From the ghettos Jewish labor was selected and sent to a concentration area. Here the usable Jews were screened from those considered worthless. For example, a contingent of 45,000 Jews could be expected to yield 10,000 to 15,000 usable laborers. This estimate is based on an RSHA telegram to Himmler, marked "Urgent" and "Secret", and dated 16 February 1942: "In the total of 45,000 are included physically handicapped and others (old Jews and children). In making a distribution for this purpose, at least 10,000 to 15,000 laborers will be available when the Jews arriving at Auschwitz are as: signed." (1472-PS) The report from Lieutenant General of Police, Katzmann, to General of the Police East, Krueger, clearly outlines the nature of the Jewish forced labor:

"The best remedy consisted of the formation, by the SS and Police Leader, of forced labor camps. The best opportunity for labor was offered by the necessity to complete the 'Dg.4' road which was extremely important and necessary for the whole of the southern part of the front, and which was in a catastrophically bad condition. On 15 October 1941, the establishment of camps along the road was commenced, and despite considerable difficulties there existed, after a few weeks only, seven camps containing 4,000 Jews." ******* "Soon more camps followed these first ones, so that after a very short time the completion of fifteen camps of this kind could be reported to the Superior Leader of SS and Police. In the course of time about 20,000 Jewish laborers passed through these camps. Despite the hardly imaginable difficulties occurring at this work I can report today that about 160 kilometer of the road are completed." ******* "At the same time all other Jews fit for work were registered and distributed for useful work by the labor agencies
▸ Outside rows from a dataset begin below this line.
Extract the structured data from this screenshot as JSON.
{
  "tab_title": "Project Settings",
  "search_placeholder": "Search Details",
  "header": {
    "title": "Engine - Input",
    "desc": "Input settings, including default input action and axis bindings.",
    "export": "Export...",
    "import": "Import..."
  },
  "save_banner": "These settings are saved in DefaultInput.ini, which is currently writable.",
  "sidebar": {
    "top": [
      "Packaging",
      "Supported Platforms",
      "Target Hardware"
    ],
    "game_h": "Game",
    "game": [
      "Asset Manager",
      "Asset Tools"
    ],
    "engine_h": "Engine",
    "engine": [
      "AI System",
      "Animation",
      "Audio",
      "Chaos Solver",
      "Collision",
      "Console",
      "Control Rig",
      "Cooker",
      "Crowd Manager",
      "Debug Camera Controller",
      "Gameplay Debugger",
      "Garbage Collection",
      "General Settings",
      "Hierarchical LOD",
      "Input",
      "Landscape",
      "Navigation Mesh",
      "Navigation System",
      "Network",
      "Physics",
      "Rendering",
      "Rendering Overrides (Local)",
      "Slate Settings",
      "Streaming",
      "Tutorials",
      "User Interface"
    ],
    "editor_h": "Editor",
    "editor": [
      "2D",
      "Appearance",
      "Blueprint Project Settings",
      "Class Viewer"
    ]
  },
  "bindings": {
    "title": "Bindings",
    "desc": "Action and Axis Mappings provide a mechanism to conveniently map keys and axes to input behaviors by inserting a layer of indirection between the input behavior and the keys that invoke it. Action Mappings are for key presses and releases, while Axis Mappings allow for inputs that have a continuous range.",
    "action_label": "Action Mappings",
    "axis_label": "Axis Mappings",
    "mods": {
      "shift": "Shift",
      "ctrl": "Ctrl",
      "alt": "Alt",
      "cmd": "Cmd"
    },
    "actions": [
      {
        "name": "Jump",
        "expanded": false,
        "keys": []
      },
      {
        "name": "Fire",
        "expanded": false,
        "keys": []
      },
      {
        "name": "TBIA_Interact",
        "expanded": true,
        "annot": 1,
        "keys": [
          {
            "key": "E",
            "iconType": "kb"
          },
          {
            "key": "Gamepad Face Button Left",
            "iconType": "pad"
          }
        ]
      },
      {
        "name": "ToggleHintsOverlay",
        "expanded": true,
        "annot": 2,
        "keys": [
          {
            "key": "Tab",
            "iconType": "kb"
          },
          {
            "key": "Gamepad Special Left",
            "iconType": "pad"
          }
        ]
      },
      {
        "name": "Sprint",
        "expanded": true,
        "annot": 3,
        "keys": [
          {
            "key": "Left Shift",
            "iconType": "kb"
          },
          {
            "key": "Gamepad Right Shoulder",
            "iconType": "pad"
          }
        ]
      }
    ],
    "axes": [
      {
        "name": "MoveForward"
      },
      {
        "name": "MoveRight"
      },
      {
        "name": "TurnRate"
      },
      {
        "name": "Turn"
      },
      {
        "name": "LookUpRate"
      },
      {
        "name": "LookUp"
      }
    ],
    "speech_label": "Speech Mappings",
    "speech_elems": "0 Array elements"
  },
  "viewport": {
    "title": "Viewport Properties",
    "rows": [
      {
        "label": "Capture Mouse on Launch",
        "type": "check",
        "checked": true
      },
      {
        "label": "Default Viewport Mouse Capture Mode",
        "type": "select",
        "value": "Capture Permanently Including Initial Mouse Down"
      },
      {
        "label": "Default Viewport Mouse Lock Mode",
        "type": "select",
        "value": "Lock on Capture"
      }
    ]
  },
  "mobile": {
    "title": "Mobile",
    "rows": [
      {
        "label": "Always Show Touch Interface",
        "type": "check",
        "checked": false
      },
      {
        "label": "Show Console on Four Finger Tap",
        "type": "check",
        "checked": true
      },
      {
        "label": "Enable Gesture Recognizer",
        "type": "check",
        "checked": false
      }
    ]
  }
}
[Page 990] *** When the Jews were marked by the Star of David, as well as when they were registered by the labor agencies, the first symptoms appeared in their attempts to dodge the order of the authorities. The measures which were introduced thereupon led to thousands of arrests. It became more and more apparent that the civil administration was not in a position to solve the Jewish problem in an approximately satisfactory manner. Then, for instance, the municipal administration at Lwow had no success in their attempts to house the Jews within a closed district which would be inhabited only by Jews. This question, too, was solved quickly by the SS and Police Leaders through subordinate officials. This measure became the more urgent as in the winter, 1941, big centers of spotted fever were noted in many parts of the town." ******* "During this removal of the Jews into a certain quarter of the town several sluices were erected at which all the work-shy and asocial Jewish rabble were caught during the screening and treated in a special way. Owing to the peculiar, fact that almost 900 of artisans working in Galicia were Jews, the task to be solved could be fulfilled only step by step, since an immediate evacuation would not have served the interest of War Economy." ******* "*** Cases were discovered where Jews, in order to acquire any certificate of labor, not only renounced all wages, but even paid money themselves.
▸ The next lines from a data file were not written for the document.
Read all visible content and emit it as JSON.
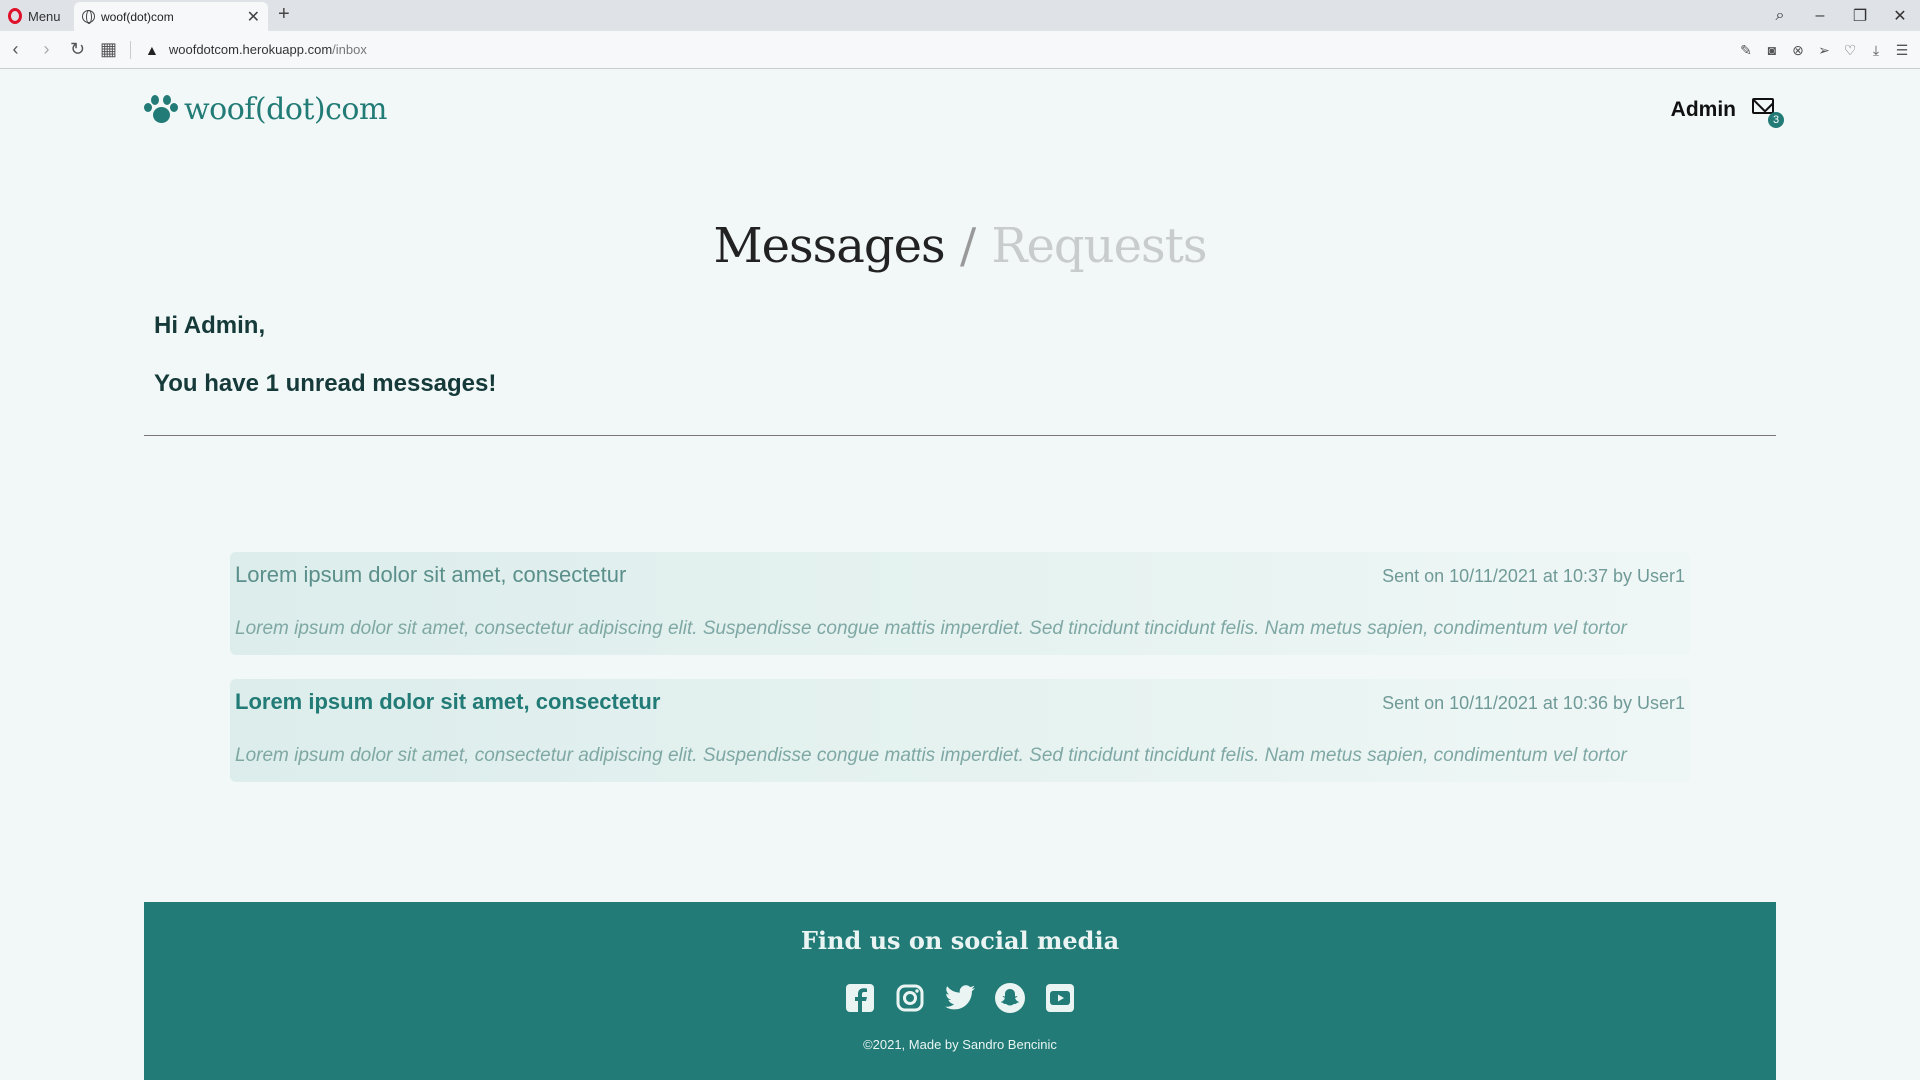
{
  "browser": {
    "menu_label": "Menu",
    "tab_title": "woof(dot)com",
    "url_host": "woofdotcom.herokuapp.com",
    "url_path": "/inbox"
  },
  "header": {
    "logo_text": "woof(dot)com",
    "user_name": "Admin",
    "mail_count": "3"
  },
  "page": {
    "title_messages": "Messages",
    "title_separator": "/",
    "title_requests": "Requests",
    "greeting": "Hi Admin,",
    "unread_notice": "You have 1 unread messages!"
  },
  "messages": [
    {
      "subject": "Lorem ipsum dolor sit amet, consectetur",
      "meta": "Sent on 10/11/2021 at 10:37 by User1",
      "body": "Lorem ipsum dolor sit amet, consectetur adipiscing elit. Suspendisse congue mattis imperdiet. Sed tincidunt tincidunt felis. Nam metus sapien, condimentum vel tortor",
      "unread": false
    },
    {
      "subject": "Lorem ipsum dolor sit amet, consectetur",
      "meta": "Sent on 10/11/2021 at 10:36 by User1",
      "body": "Lorem ipsum dolor sit amet, consectetur adipiscing elit. Suspendisse congue mattis imperdiet. Sed tincidunt tincidunt felis. Nam metus sapien, condimentum vel tortor",
      "unread": true
    }
  ],
  "footer": {
    "title": "Find us on social media",
    "socials": [
      "facebook-icon",
      "instagram-icon",
      "twitter-icon",
      "snapchat-icon",
      "youtube-icon"
    ],
    "copyright": "©2021, Made by Sandro Bencinic"
  },
  "colors": {
    "accent": "#227b76",
    "background": "#f1f8f7"
  }
}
Moreover, the organizing of Jews for the benefit of their employers grew to such catastrophical extent that it was deemed necessary to interfere in the most energetic manner for the benefit of the German name. Since the administration was not in a position and showed itself too weak to master this-chaos, the SS and Police Leader simply took over the entire disposition of labor for Jews. The Jewish labor agencies, which were manned by hundreds of Jews, were dissolved. All certificates of labor given by firms or administrative offices were declared invalid, and the cards given to the Jews by the labor agencies were revalidated by the police offices by stamping them. In the course of this action, again, thousands of Jews were caught who were in possession of forged certificates or who had obtained, surreptitiously, certificates of labor by all kinds of pretexts. These Jews also were exposed to special treatment." (L-18)

Previous | Documents index | Next

A Teacher's Guide to the Holocaust
Produced by the Florida Center for Instructional Technology,
College of Education, University of South Florida © 2005.

Timeline People Arts Activities Resources